What is Down syndrome? Some people who have problems with development have Down Syndrome. Dr John Langdon Down is the first person to have identified this syndrome in As a doctor he worked in a hospital where there were many patients who were slow with their development. John Langdon Haydon Down ( )
What does it look like? Dr Down noticed that most, but not all, people with Down syndrome looked alike, with: a wide space between their eyes a small, flat nose slanting eyes short fingers, hands, toes and feet short arms and legs.

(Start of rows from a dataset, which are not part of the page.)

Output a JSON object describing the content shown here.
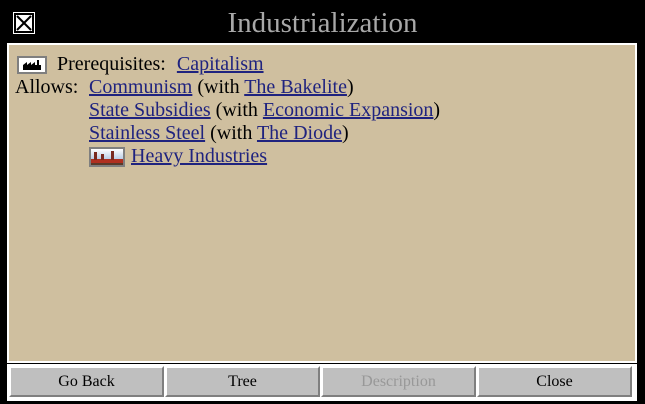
{
  "window": {
    "title": "Industrialization"
  },
  "prereq": {
    "label": "Prerequisites:",
    "link": "Capitalism",
    "icon": "factory-icon"
  },
  "allows": {
    "label": "Allows:",
    "items": [
      {
        "name": "Communism",
        "with_prefix": "(with",
        "with": "The Bakelite",
        "suffix": ")"
      },
      {
        "name": "State Subsidies",
        "with_prefix": "(with",
        "with": "Economic Expansion",
        "suffix": ")"
      },
      {
        "name": "Stainless Steel",
        "with_prefix": "(with",
        "with": "The Diode",
        "suffix": ")"
      }
    ],
    "improvement": {
      "name": "Heavy Industries",
      "icon": "heavy-industries-icon"
    }
  },
  "buttons": {
    "go_back": "Go Back",
    "tree": "Tree",
    "description": "Description",
    "close": "Close"
  },
  "colors": {
    "panel": "#cfbf9f",
    "link": "#1f237f",
    "title": "#a8a8a8",
    "button": "#bfbfbf"
  }
}
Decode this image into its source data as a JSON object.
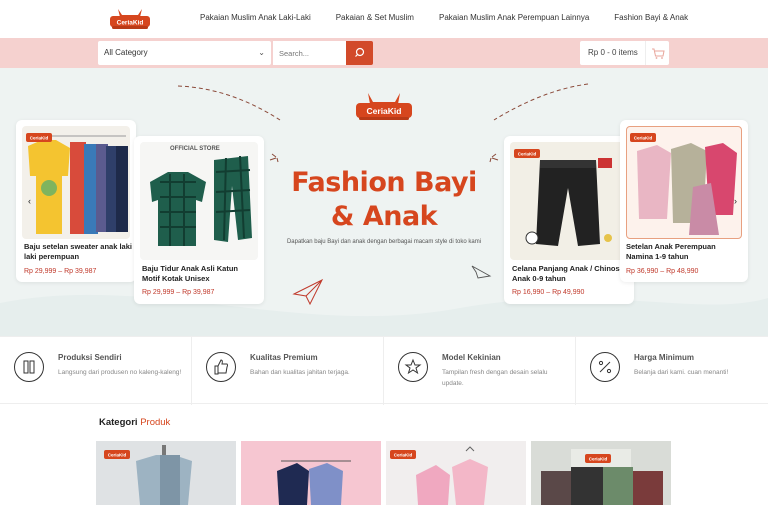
{
  "brand": {
    "name": "CeriaKid",
    "color": "#d6461e"
  },
  "nav": {
    "items": [
      "Pakaian Muslim Anak Laki-Laki",
      "Pakaian & Set Muslim",
      "Pakaian Muslim Anak Perempuan Lainnya",
      "Fashion Bayi & Anak"
    ]
  },
  "search": {
    "category": "All Category",
    "placeholder": "Search..."
  },
  "cart": {
    "label": "Rp 0 - 0 items"
  },
  "hero": {
    "title_line1": "Fashion Bayi",
    "title_line2": "& Anak",
    "subtitle": "Dapatkan baju Bayi dan anak dengan berbagai macam style di toko kami"
  },
  "products": [
    {
      "name": "Baju setelan sweater anak laki laki perempuan",
      "price": "Rp 29,999 – Rp 39,987"
    },
    {
      "name": "Baju Tidur Anak Asli Katun Motif Kotak Unisex",
      "price": "Rp 29,999 – Rp 39,987",
      "stamp": "OFFICIAL STORE"
    },
    {
      "name": "Celana Panjang Anak / Chinos Anak 0-9 tahun",
      "price": "Rp 16,990 – Rp 49,990"
    },
    {
      "name": "Setelan Anak Perempuan Namina 1-9 tahun",
      "price": "Rp 36,990 – Rp 48,990"
    }
  ],
  "features": [
    {
      "title": "Produksi Sendiri",
      "desc": "Langsung dari produsen no kaleng-kaleng!",
      "icon": "factory-icon"
    },
    {
      "title": "Kualitas Premium",
      "desc": "Bahan dan kualitas jahitan terjaga.",
      "icon": "thumbs-up-icon"
    },
    {
      "title": "Model Kekinian",
      "desc": "Tampilan fresh dengan desain selalu update.",
      "icon": "star-icon"
    },
    {
      "title": "Harga Minimum",
      "desc": "Belanja dari kami. cuan menanti!",
      "icon": "percent-icon"
    }
  ],
  "kategori": {
    "title": "Kategori",
    "title_accent": "Produk"
  },
  "colors": {
    "accent": "#d6461e",
    "searchbar": "#f5d1cf",
    "hero_bg": "#eef3f2",
    "price": "#c0392b"
  }
}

People with Down syndrome have some of these problems: an intellectual disability, which means that it takes longer for them to learn and understand problems with learning to talk problems with vision more likely to get ear infections 'stuffed up' noses - they seem to have a bad cold for a lot of the time heart problems poor coordination skills.

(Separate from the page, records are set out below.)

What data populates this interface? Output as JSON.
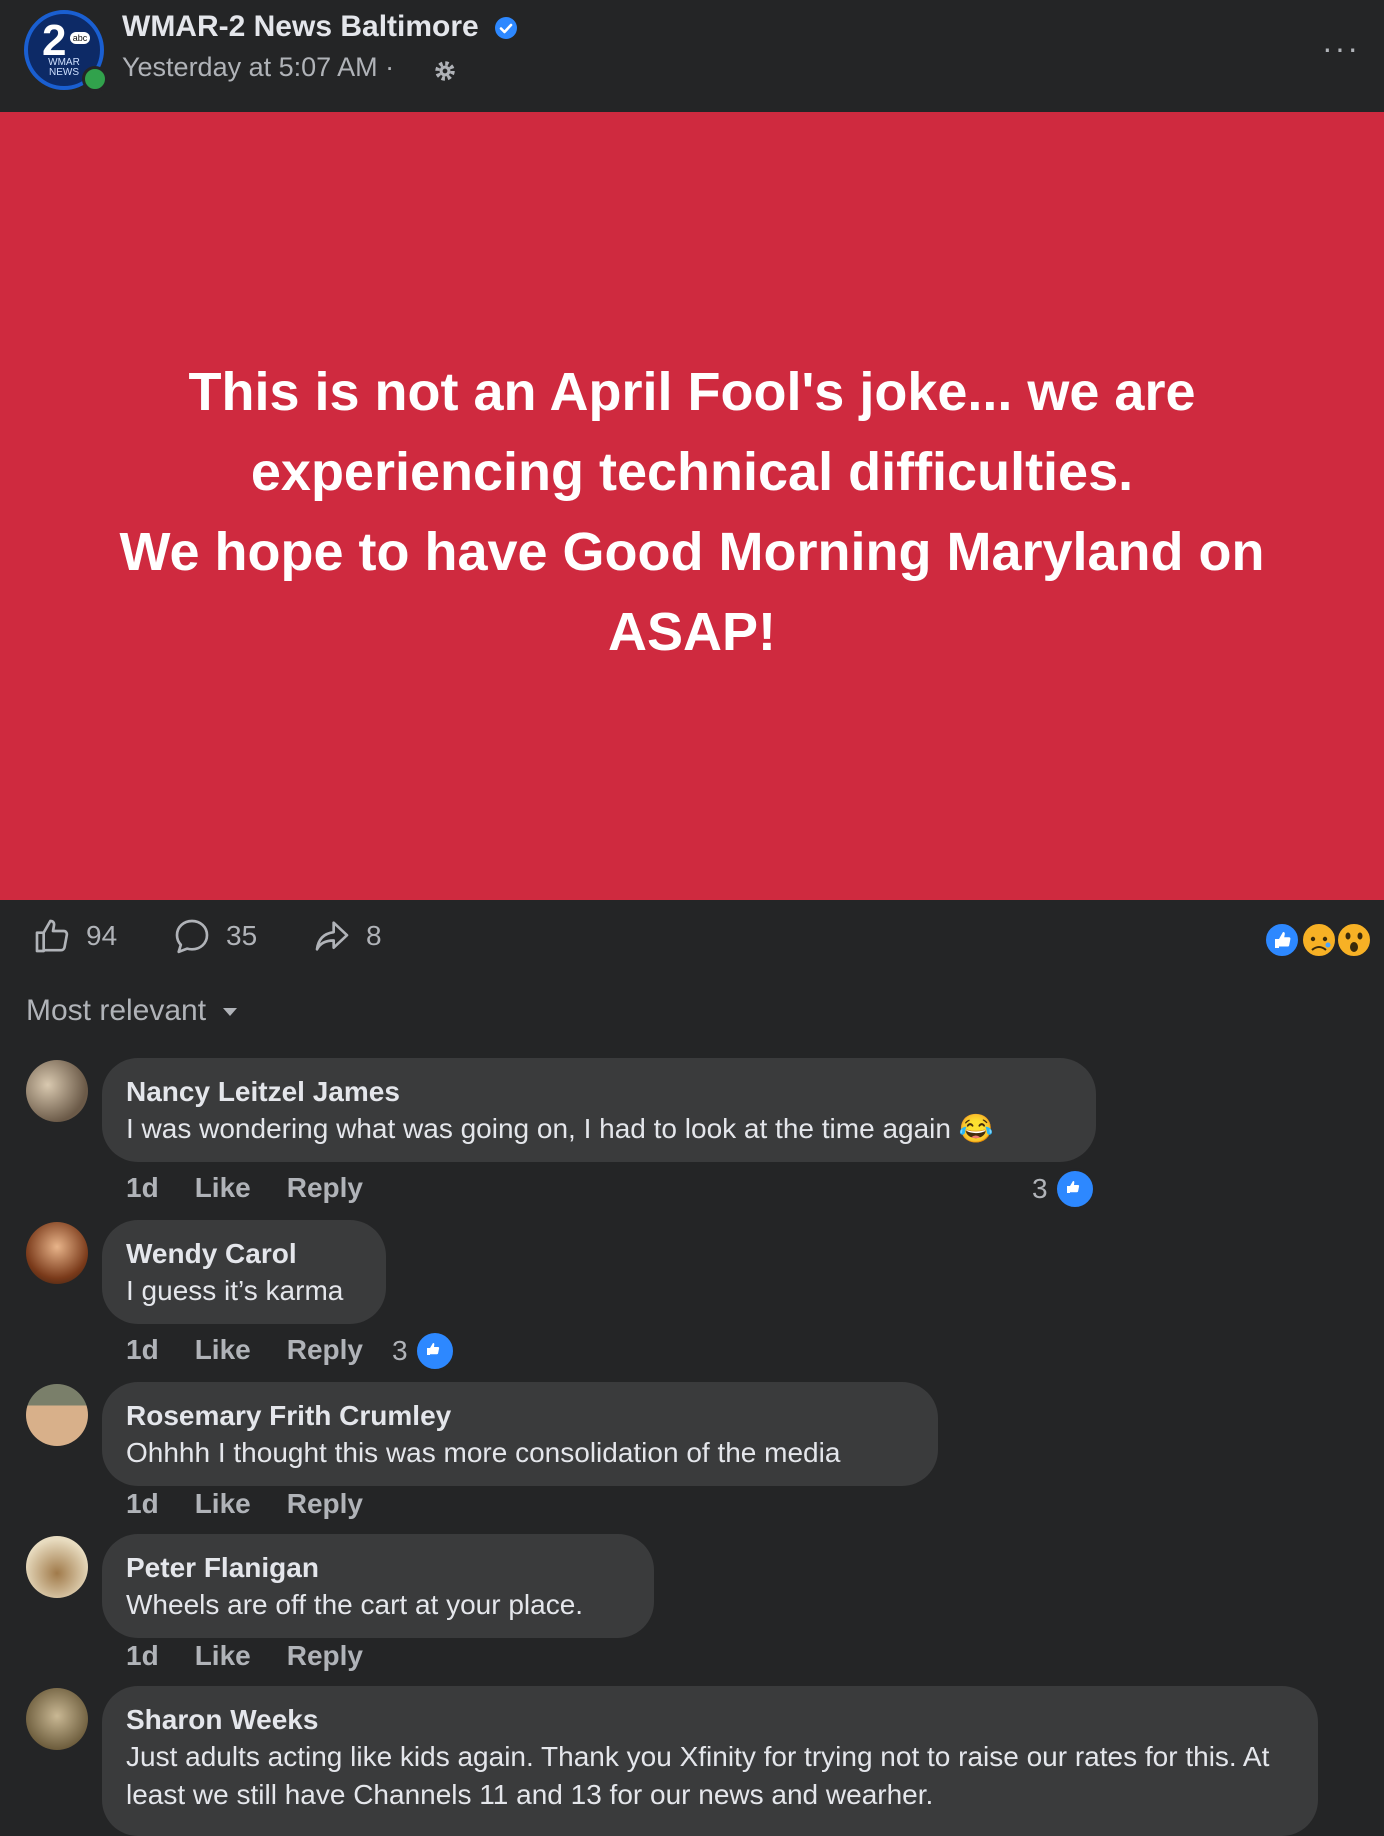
{
  "header": {
    "page_name": "WMAR-2 News Baltimore",
    "timestamp": "Yesterday at 5:07 AM ·",
    "avatar_number": "2",
    "avatar_abc": "abc",
    "avatar_text": "WMAR NEWS",
    "more_label": "···"
  },
  "post": {
    "lines": [
      "This is not an April Fool's joke... we are",
      "experiencing technical difficulties.",
      "We hope to have Good Morning Maryland on",
      "ASAP!"
    ],
    "background_color": "#cf2a3f"
  },
  "actions": {
    "likes": "94",
    "comments": "35",
    "shares": "8"
  },
  "sort": {
    "label": "Most relevant"
  },
  "comments": [
    {
      "name": "Nancy Leitzel James",
      "text": "I was wondering what was going on, I had to look at the time again 😂",
      "time": "1d",
      "like": "Like",
      "reply": "Reply",
      "likes": "3"
    },
    {
      "name": "Wendy Carol",
      "text": "I guess it’s karma",
      "time": "1d",
      "like": "Like",
      "reply": "Reply",
      "likes": "3"
    },
    {
      "name": "Rosemary Frith Crumley",
      "text": "Ohhhh I thought this was more consolidation of the media",
      "time": "1d",
      "like": "Like",
      "reply": "Reply"
    },
    {
      "name": "Peter Flanigan",
      "text": "Wheels are off the cart at your place.",
      "time": "1d",
      "like": "Like",
      "reply": "Reply"
    },
    {
      "name": "Sharon Weeks",
      "text": "Just adults acting like kids again. Thank you Xfinity for trying not to raise our rates for this. At least we still have Channels 11 and 13 for our news and wearher.",
      "time": "",
      "like": "",
      "reply": ""
    }
  ]
}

How do you get it? You cannot catch Down syndrome. You are either born with it or you are not. Everyone has DNA. There are 23 pairs of chromosomes. Half come from the mum and half from the dad. Each pair is numbered, from 1 to 23. In Down syndrome there is an extra chromosome, with (usually) number 21 having 3 chromosomes instead of 2. Because of it children are born with Down syndrome, there is no cure.

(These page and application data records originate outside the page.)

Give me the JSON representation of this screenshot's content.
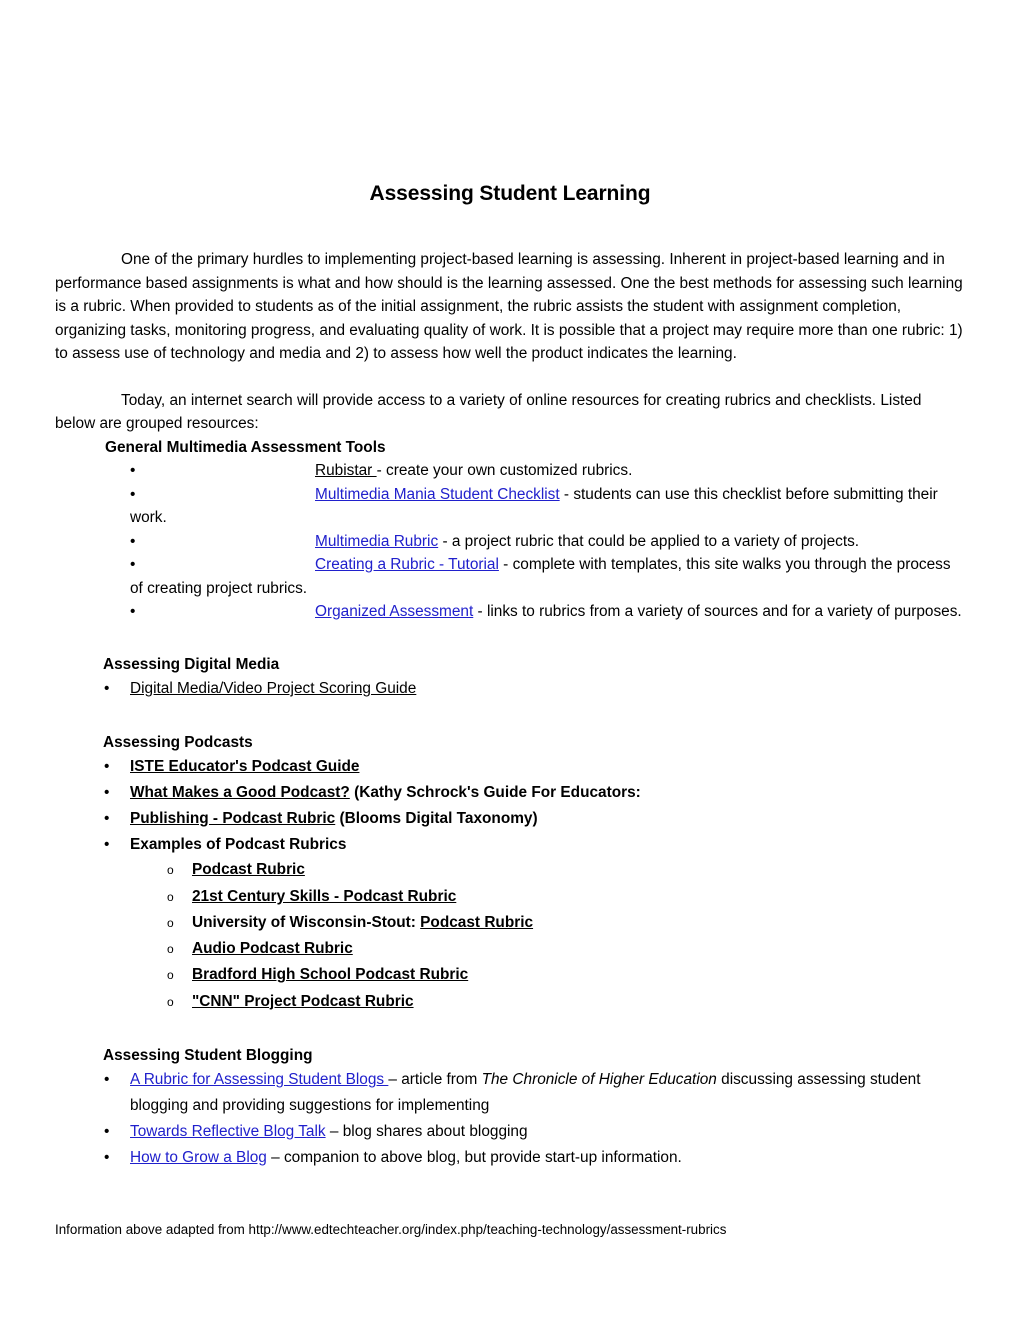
{
  "document": {
    "title": "Assessing Student Learning",
    "paragraphs": [
      "One of the primary hurdles to implementing project-based learning is assessing.  Inherent in project-based learning and in performance based assignments is what and how should is the learning assessed.   One the best methods for assessing such learning is a rubric.  When provided to students as of the initial assignment, the rubric assists the student with assignment completion, organizing tasks, monitoring progress, and evaluating quality of work.  It is possible that a project may require more than one rubric: 1) to assess use of technology and media and 2) to assess how well the product indicates the learning.",
      "Today, an internet search will provide access to a variety of online resources for creating rubrics and checklists.  Listed below are grouped resources:"
    ],
    "sections": {
      "general_multimedia": {
        "heading": "General Multimedia Assessment Tools",
        "items": [
          {
            "link": "Rubistar ",
            "rest": "- create your own customized rubrics."
          },
          {
            "link": "Multimedia Mania Student Checklist",
            "rest": " - students can use this checklist before submitting their work."
          },
          {
            "link": "Multimedia Rubric",
            "rest": " - a project rubric that could be applied to a variety of projects."
          },
          {
            "link": "Creating a Rubric - Tutorial",
            "rest": " - complete with templates, this site walks you through the process of creating project rubrics."
          },
          {
            "link": "Organized Assessment",
            "rest": " - links to rubrics from a variety of sources and for a variety of purposes."
          }
        ]
      },
      "digital_media": {
        "heading": "Assessing Digital Media",
        "items": [
          {
            "link": "Digital Media/Video Project Scoring Guide",
            "rest": ""
          }
        ]
      },
      "podcasts": {
        "heading": "Assessing Podcasts",
        "items": [
          {
            "link": "ISTE Educator's Podcast Guide",
            "rest": ""
          },
          {
            "link": "What Makes a Good Podcast?",
            "rest": " (Kathy Schrock's Guide For Educators:"
          },
          {
            "link": "Publishing - Podcast Rubric",
            "rest": " (Blooms Digital Taxonomy)"
          },
          {
            "link": "",
            "rest": "Examples of Podcast Rubrics"
          }
        ],
        "examples_label": "Examples of Podcast Rubrics",
        "examples": [
          {
            "pre": "",
            "link": "Podcast Rubric"
          },
          {
            "pre": "",
            "link": "21st Century Skills - Podcast Rubric"
          },
          {
            "pre": "University of Wisconsin-Stout: ",
            "link": "Podcast Rubric"
          },
          {
            "pre": "",
            "link": "Audio Podcast Rubric"
          },
          {
            "pre": "",
            "link": "Bradford High School Podcast Rubric"
          },
          {
            "pre": "",
            "link": "\"CNN\" Project Podcast Rubric"
          }
        ]
      },
      "blogging": {
        "heading": "Assessing Student Blogging",
        "items": [
          {
            "link": "A Rubric for Assessing Student Blogs ",
            "mid": "– article from ",
            "italic": "The Chronicle of Higher Education",
            "tail": " discussing assessing student blogging and providing suggestions for implementing"
          },
          {
            "link": "Towards Reflective Blog Talk",
            "mid": " – blog shares about blogging",
            "italic": "",
            "tail": ""
          },
          {
            "link": "How to Grow a Blog",
            "mid": " – companion to above blog, but provide start-up information.",
            "italic": "",
            "tail": ""
          }
        ]
      }
    },
    "footer": "Information above adapted from http://www.edtechteacher.org/index.php/teaching-technology/assessment-rubrics",
    "bullet_glyph": "•",
    "sub_bullet_glyph": "o",
    "colors": {
      "link_blue": "#2020CC",
      "text_black": "#000000"
    }
  }
}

Down syndrome at school Many kids with Down syndrome can go to regular school, so long as they need some extra help in the classroom. Others may go to a special school where they can learn to live independent lives when they are old enough to live away from home. A kid with Down syndrome may look a bit different, but can still share chores, go to school, play sport and have friends just like anyone else.
How you can help a class mate If someone in your class at school has Down syndrome then you can help by: being friendly helping when they need help. But, don't take over! It's good to be able to do things for yourself. including them in your group or games, if they want to join in. sticking up for them if others are bullying or being unkind. helping them to learn the rules, eg. "It's my turn next then it will be yours again." Or "You have to put your hand up if you want to speak in a class lesson." encouraging them to try, and praising when they do well. understanding that they may be a bit 'over the top' at times when they are happy or excited. It's ok to say things like, "Whoa there, don't knock me over" or "Talk quietly please." being clear that 'bad behaviour', eg. shouting, hitting, throwing things or taking things without permission is not ok from anyone especially a friend.